The question is will humanity, the 6. 5 billion of us, espouse an eco-friendly outlook in time to save our species and the bio-diversity of the planet. An Eco-Zeitgeist will not on its own prevent the calamity that is likely to accompany the heating-up of the planet for time is needed to redesign school curriculums in order to teacher the new generations the skills to survive in a world without petrol and plastic and changed weather patterns. Time is also needed to change our diets as in no longer buying out of season foods, to change our forms of entertainment and relaxation through travelling less by airplane and private car. Time is needed to redesign the whole physical infrastructure of society in an non-disruptive way.

There is no doubt that with the political will and imagination, not to mention empathy, a society based on eco-principals can be built, which will help us cope with the adverse affects of global warming. One only has to look at Cuba as a model. It survived, and in some ways thrived, after the Soviet Union turned off the oil tap on which it depended. Would we on the island of Ireland be able to do this? The more time we have to prepare for life in a new world the better, so lets do all we can to establish an Eco-Zeitgeist.

A Bill of Rights For the Unborn Future Child
By Philip Allen

We, the people who are not born yet have the right to:

- Breathe fresh clean air
- Drink pure water that runs free
- Grow our food in gardens of rich living earth, and
- Share the world with all the birds, animals, trees and wild flowers of your world today.
- We have the right to inherit a world unpolluted by toxic chemicals, nuclear waste or genetically engineered life patents.
- We have the right to walk in wild places and feel the happiness of seeing wild animals, birds and swimming fish.
- We have the right to stand for a moment in the quietness under an apple tree.
- We have the right to touch conserved historic buildings and wonder how you lived.
- We have the right to work in meaningful jobs, honestly, and enjoy social freedom.

We beg you, the people who live democratically today, do not leave your dirty messes for us to clean up. Do not take technological and genetic risks that might go disastrously wrong and end our nature. We respectfully ask you not to burden us with debts and collapsed pension plans but mostly we ask you to conserve the planet’s ecological wealth of oils, coals, timbers, minerals, healing herbs, topsoils, clean water and ozone gases. Please do not use it all up! Please listen and take responsibility for our world because we aren’t born yet. When we are born, we will honour and remember you all. When we are alive we promise to do the same. We will grant these rights to our future children, so they too can enjoy health, happy lives, in the sacred hope that humanity and all other creatures not yet alive can live forever.

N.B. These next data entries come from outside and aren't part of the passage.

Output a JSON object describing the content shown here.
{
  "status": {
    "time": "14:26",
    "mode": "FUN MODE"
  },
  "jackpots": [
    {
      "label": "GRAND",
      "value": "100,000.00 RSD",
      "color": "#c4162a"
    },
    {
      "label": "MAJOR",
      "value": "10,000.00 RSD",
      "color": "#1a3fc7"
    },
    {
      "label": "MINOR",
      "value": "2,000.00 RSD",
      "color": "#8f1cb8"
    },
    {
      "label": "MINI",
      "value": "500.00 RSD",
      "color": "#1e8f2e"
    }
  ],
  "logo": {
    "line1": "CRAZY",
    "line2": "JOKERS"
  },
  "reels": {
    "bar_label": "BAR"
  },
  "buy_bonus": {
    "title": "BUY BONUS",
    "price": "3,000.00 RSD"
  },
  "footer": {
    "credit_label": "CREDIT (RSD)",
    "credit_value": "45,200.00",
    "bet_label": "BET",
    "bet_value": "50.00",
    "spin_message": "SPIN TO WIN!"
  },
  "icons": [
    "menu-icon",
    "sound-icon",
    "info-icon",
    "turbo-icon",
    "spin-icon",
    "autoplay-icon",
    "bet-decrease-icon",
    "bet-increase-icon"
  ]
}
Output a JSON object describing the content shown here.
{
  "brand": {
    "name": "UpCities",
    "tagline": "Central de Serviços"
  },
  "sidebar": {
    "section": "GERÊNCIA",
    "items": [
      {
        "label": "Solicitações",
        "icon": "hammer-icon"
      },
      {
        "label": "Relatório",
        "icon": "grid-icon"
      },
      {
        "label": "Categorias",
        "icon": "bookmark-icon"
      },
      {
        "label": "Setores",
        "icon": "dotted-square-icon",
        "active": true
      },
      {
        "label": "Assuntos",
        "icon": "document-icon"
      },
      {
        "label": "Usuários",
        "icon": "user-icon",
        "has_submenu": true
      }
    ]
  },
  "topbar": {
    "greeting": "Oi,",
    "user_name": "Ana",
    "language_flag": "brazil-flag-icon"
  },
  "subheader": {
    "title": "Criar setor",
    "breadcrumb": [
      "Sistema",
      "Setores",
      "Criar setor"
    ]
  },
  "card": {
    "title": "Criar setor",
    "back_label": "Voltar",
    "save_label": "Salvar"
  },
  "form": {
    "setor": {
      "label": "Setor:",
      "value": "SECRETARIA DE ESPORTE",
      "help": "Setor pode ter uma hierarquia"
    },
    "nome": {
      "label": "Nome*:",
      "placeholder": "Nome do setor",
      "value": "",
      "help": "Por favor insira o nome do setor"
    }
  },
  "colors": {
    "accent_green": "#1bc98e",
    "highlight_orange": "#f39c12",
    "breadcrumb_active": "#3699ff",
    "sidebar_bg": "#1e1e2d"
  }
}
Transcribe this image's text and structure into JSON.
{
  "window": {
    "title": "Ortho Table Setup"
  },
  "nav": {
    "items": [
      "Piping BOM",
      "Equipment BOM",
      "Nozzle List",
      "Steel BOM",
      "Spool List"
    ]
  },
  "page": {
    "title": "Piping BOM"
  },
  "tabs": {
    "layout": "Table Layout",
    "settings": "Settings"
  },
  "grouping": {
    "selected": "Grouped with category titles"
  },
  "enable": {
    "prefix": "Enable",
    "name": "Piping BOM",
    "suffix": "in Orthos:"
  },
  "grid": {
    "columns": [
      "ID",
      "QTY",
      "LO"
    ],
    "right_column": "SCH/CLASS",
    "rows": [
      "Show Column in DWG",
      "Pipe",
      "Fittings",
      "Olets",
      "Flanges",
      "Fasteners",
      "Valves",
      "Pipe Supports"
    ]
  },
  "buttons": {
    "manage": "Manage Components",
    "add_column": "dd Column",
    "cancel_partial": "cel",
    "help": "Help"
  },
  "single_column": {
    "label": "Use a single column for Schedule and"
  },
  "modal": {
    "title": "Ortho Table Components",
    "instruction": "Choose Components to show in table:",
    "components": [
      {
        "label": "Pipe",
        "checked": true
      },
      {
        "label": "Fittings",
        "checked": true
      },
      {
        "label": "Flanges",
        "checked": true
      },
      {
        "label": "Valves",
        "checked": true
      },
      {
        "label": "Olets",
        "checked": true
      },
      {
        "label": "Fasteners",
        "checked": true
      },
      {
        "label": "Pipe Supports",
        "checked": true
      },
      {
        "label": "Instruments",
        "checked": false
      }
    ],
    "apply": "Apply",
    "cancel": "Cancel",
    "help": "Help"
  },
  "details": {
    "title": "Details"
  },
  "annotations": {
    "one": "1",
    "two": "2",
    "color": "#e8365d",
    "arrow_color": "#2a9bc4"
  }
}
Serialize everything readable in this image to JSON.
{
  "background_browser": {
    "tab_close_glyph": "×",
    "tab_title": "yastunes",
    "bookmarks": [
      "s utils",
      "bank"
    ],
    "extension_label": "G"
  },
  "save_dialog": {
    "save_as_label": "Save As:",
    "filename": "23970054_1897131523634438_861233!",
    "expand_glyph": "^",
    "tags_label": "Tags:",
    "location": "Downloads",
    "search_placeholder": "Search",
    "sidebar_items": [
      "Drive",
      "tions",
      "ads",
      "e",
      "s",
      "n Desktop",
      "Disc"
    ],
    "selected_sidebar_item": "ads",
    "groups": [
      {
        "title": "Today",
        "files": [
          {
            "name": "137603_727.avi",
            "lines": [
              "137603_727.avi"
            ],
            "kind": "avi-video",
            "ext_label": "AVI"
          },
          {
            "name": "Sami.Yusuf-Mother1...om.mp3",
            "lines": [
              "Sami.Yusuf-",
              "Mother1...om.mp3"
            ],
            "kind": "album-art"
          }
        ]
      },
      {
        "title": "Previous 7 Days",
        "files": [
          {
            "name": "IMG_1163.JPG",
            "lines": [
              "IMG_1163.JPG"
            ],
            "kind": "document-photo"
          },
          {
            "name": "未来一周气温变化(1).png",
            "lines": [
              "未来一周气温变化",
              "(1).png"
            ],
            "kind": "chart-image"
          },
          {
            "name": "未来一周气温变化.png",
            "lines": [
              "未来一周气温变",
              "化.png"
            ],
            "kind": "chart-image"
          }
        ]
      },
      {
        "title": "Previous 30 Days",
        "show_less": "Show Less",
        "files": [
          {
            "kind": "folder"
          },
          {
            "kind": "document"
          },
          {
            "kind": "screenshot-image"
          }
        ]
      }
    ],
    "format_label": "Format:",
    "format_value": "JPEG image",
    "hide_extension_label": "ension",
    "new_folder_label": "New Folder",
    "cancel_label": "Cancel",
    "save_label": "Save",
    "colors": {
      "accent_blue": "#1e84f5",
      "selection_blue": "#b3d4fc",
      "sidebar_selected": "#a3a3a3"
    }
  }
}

- - - - - - - -

The Poet Tree

Nonviolent News has been pleased in the past to publish a number of poems by Lothar Lüken; we are delighted to publish another one of his pieces here:

Peace
I'd like the Dalai Lama
to co-chair with me
in front of my fireplace
or weather permitting
out on my lawn
a meeting of Putin and Bush
and the leaders of Arabs and Jews
and the heads of UN and EU
an exchange of olive branches
a release of so many doves
et in terram pax hominibus
everlasting never ending peace

But I guess it would demand
too involved a security operation
and anyway - agents won't be allowed
set foot on my neighbour's fields
given my feud with that idiot

Copyright INNATE 2014